Astronaut Nicole Stott is a Florida Icon
Retired astronaut, artist and director of the Space for Art Foundation, St. Petersburg; age 57
The difficult thing about becoming an astronaut was convincing myself that I should even apply.
Most of our weekends were spent hanging out at the Clearwater Executive Airport, where my dad built and flew small airplanes. It was hugely influential on me, even though I didn’t really know it at the time. As I got older, I realized I really did like flying.
I think when tourists come to Florida, the first stop should be the Kennedy Space Center — and then they can go to the Orlando sites. See the reality first and then go where you can imagine other things.
My dad was killed in a small airplane crash the week before my 16th birthday. I think what it did is it kind of reinforced my desire to understand how things fly. At the time, I felt completely baffled. How can this person who loved to fly and who flew really well — how can this happen? It was devastating, honestly, but it didn’t scare me from flying. I think about my mom, and I’m in awe of her strength. Her husband is killed in an airplane crash and then her daughter wants to get a pilot’s license and study aeronautical engineering.
My son was 7 when I flew to space the first time, and so his whole young life was me preparing in one way or another to go to space. He understood what I was doing and why I was doing it, and I think he felt like he was part of it.
Looking at Earth from space, you realize that the only border that matters is that thin blue line of Earth’s atmosphere.
I would argue that we’ve pushed ourselves so far to this idea that everything has to be STEM at the expense of social studies, the arts and the cultural stuff that goes along with school, too. I always think about it as teaching our kids in more of a Renaissance way, that students need a well-rounded education. I want my son using his whole brain.
I like to get out in the yard — gardening, weeding, trimming, all of it. It’s cathartic for me.
Being in space is having to manage those thoughts of just how incredibly overwhelmingly beautiful our planet looks and yet knowing that it’s not always that pretty on the surface. The conundrum is, ‘OK, how do you take this experience and present it in a way that allows other people to appreciate it like that, so that we can really take action to solve the problems on Earth.’
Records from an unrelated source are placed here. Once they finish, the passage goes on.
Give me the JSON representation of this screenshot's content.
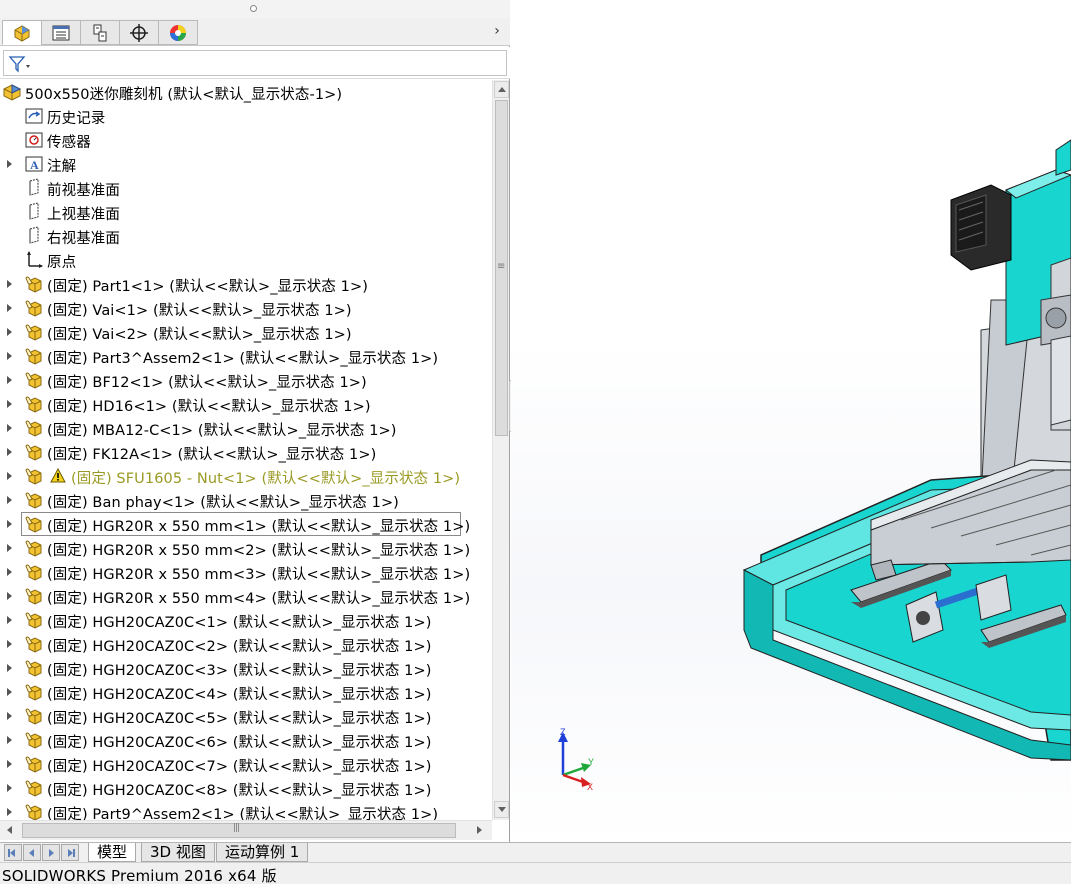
{
  "panel_tabs": [
    {
      "name": "featuremanager-tab-icon",
      "active": true
    },
    {
      "name": "propertymanager-tab-icon",
      "active": false
    },
    {
      "name": "configurationmanager-tab-icon",
      "active": false
    },
    {
      "name": "dimxpert-tab-icon",
      "active": false
    },
    {
      "name": "display-manager-tab-icon",
      "active": false
    }
  ],
  "tree": {
    "root_label": "500x550迷你雕刻机  (默认<默认_显示状态-1>)",
    "fixed_items": [
      {
        "label": "历史记录",
        "icon": "history-icon"
      },
      {
        "label": "传感器",
        "icon": "sensor-icon"
      },
      {
        "label": "注解",
        "icon": "annotation-icon",
        "expandable": true
      },
      {
        "label": "前视基准面",
        "icon": "plane-icon"
      },
      {
        "label": "上视基准面",
        "icon": "plane-icon"
      },
      {
        "label": "右视基准面",
        "icon": "plane-icon"
      },
      {
        "label": "原点",
        "icon": "origin-icon"
      }
    ],
    "components": [
      {
        "label": "(固定) Part1<1> (默认<<默认>_显示状态 1>)"
      },
      {
        "label": "(固定) Vai<1> (默认<<默认>_显示状态 1>)"
      },
      {
        "label": "(固定) Vai<2> (默认<<默认>_显示状态 1>)"
      },
      {
        "label": "(固定) Part3^Assem2<1> (默认<<默认>_显示状态 1>)"
      },
      {
        "label": "(固定) BF12<1> (默认<<默认>_显示状态 1>)"
      },
      {
        "label": "(固定) HD16<1> (默认<<默认>_显示状态 1>)"
      },
      {
        "label": "(固定) MBA12-C<1> (默认<<默认>_显示状态 1>)"
      },
      {
        "label": "(固定) FK12A<1> (默认<<默认>_显示状态 1>)"
      },
      {
        "label": "(固定) SFU1605 - Nut<1> (默认<<默认>_显示状态 1>)",
        "warning": true
      },
      {
        "label": "(固定) Ban phay<1> (默认<<默认>_显示状态 1>)"
      },
      {
        "label": "(固定) HGR20R x 550 mm<1> (默认<<默认>_显示状态 1>)",
        "selected": true
      },
      {
        "label": "(固定) HGR20R x 550 mm<2> (默认<<默认>_显示状态 1>)"
      },
      {
        "label": "(固定) HGR20R x 550 mm<3> (默认<<默认>_显示状态 1>)"
      },
      {
        "label": "(固定) HGR20R x 550 mm<4> (默认<<默认>_显示状态 1>)"
      },
      {
        "label": "(固定) HGH20CAZ0C<1> (默认<<默认>_显示状态 1>)"
      },
      {
        "label": "(固定) HGH20CAZ0C<2> (默认<<默认>_显示状态 1>)"
      },
      {
        "label": "(固定) HGH20CAZ0C<3> (默认<<默认>_显示状态 1>)"
      },
      {
        "label": "(固定) HGH20CAZ0C<4> (默认<<默认>_显示状态 1>)"
      },
      {
        "label": "(固定) HGH20CAZ0C<5> (默认<<默认>_显示状态 1>)"
      },
      {
        "label": "(固定) HGH20CAZ0C<6> (默认<<默认>_显示状态 1>)"
      },
      {
        "label": "(固定) HGH20CAZ0C<7> (默认<<默认>_显示状态 1>)"
      },
      {
        "label": "(固定) HGH20CAZ0C<8> (默认<<默认>_显示状态 1>)"
      },
      {
        "label": "(固定) Part9^Assem2<1> (默认<<默认>_显示状态 1>)"
      }
    ]
  },
  "triad": {
    "x": "X",
    "y": "Y",
    "z": "Z"
  },
  "bottom_tabs": [
    "模型",
    "3D 视图",
    "运动算例 1"
  ],
  "status": {
    "text": "SOLIDWORKS Premium 2016 x64 版"
  },
  "colors": {
    "model_cyan": "#19d5d0",
    "model_gray": "#d8d8d8",
    "warning_text": "#9a9a24"
  }
}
I will not downplay the adventure of flying in space. I highly recommend it, but in the end, I would not have strapped on to 7 million pounds of exploding rocket thrust with a 7-yearold at home if I didn’t think what I was about to go do was going to be worthwhile for him and a lot of other people. There’s got to be a greater good in it.
We’re not just working on the Space Station. We’re living there, so we have to have these human things there with us. I brought up a little watercolor kit. First, you have to get everything organized because, if you don’t, everything will just float away. I used a drink bag, which has a little straw on the end, to squirt out some water and, if you do it slow enough, the water comes out in little balls that float. Then, you take the brush and, just before physically touching the ball of water, it’s like the water wants to move onto the end of the brush. And then you take this ball of water down to the paint, to get the color, and, right before getting it there, the water wants to move to the paint and then back to the brush as colored water. Then, it was a matter of painting. I wouldn’t say it’s painting like we do down here, where the brush actually touches the paper, because if it did all of the colored water wanted to get sucked into the paper at one time, so I discovered that the way to paint was really just kind of getting to that point where the ball of water is just touching the paper and then dragging it along the paper instead of touching the brush to it. It was really fun.
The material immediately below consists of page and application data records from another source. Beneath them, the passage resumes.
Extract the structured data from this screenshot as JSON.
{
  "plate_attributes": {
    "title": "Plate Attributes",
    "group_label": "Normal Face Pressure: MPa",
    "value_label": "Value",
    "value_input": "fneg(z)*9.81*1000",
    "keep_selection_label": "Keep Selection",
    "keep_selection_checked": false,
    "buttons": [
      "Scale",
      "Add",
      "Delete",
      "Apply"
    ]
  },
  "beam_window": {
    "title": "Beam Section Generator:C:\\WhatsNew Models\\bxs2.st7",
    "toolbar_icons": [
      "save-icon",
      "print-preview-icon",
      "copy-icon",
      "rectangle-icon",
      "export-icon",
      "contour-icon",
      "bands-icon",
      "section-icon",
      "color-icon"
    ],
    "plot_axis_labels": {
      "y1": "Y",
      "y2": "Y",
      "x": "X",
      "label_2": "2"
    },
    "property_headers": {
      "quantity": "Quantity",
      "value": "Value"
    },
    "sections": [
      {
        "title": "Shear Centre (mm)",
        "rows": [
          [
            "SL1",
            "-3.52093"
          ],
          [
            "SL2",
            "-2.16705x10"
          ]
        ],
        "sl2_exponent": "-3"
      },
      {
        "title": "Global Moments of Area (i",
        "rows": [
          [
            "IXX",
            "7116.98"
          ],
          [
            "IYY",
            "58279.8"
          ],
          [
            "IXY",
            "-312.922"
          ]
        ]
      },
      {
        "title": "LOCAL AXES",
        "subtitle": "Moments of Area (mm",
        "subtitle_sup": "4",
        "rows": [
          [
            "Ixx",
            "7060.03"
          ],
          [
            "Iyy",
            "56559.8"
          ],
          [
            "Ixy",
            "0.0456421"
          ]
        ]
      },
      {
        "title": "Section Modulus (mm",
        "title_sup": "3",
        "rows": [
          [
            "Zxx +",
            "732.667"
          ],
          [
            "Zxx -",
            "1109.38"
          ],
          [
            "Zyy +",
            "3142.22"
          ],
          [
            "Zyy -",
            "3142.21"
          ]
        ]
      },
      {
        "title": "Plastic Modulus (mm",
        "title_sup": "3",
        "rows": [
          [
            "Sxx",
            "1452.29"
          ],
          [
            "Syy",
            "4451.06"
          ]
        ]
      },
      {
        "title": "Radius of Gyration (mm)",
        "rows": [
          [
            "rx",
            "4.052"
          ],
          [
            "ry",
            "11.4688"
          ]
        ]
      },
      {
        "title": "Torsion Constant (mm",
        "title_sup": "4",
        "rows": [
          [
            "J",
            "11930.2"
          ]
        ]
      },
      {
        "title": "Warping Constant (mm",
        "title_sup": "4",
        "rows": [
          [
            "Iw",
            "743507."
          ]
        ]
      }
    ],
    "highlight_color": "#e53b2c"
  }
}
The majority of the training we do, whether it’s learning about a system on the space shuttle or the space station or learning how to do a spacewalk is embedded in some way with — how do you work as a team? How do you understand what kind of leader you are, but, maybe more importantly, what kind of follower you are?
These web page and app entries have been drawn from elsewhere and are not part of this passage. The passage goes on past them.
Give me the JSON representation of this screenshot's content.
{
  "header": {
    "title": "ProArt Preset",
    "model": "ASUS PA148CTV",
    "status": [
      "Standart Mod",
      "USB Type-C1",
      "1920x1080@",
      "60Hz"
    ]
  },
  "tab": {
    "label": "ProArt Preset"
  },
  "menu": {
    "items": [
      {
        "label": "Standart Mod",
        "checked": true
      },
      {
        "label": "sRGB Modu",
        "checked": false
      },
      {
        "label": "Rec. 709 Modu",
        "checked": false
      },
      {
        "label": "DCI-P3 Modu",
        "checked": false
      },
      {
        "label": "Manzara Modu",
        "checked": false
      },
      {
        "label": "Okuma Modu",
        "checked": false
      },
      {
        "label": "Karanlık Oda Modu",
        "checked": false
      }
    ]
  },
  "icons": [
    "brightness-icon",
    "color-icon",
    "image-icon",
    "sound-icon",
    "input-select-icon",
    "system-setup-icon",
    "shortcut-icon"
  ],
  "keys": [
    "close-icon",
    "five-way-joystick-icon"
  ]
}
Women have to be present for each other. For young girls to be interested and think they can do these kinds of things, we have to be visually present for them so that they can see it as possible. Girls need to see women as examples.
Spiritual is a good word to use in describing being in space. I was feeling connected to things in a way I hadn’t before. I was experiencing the universe in a new way.
I think about my home now as planet Earth, but Florida is a special place on the planet. My heart is here.
Read more in Florida Trend's November issue.
Select from the following options:
In case you missed it:
- Florida Icon: Doretha Edgecomb
- Florida Icon: Randy Wells
- Florida Icon: Clarence Anthony
- Florida Icon: Rita Case
- Florida Icon: Clarence Otis Jr.
- Florida Icon: Christopher Still
- Florida Icon: Robert Metzger
- Florida Icon: Former farmer of the year Lynetta Usher Griner
- Hall of Fame inventor Norma Alcantar
- Florida Icon: First Hispanic U.S. congresswoman, Ileana Ros-Lehtinen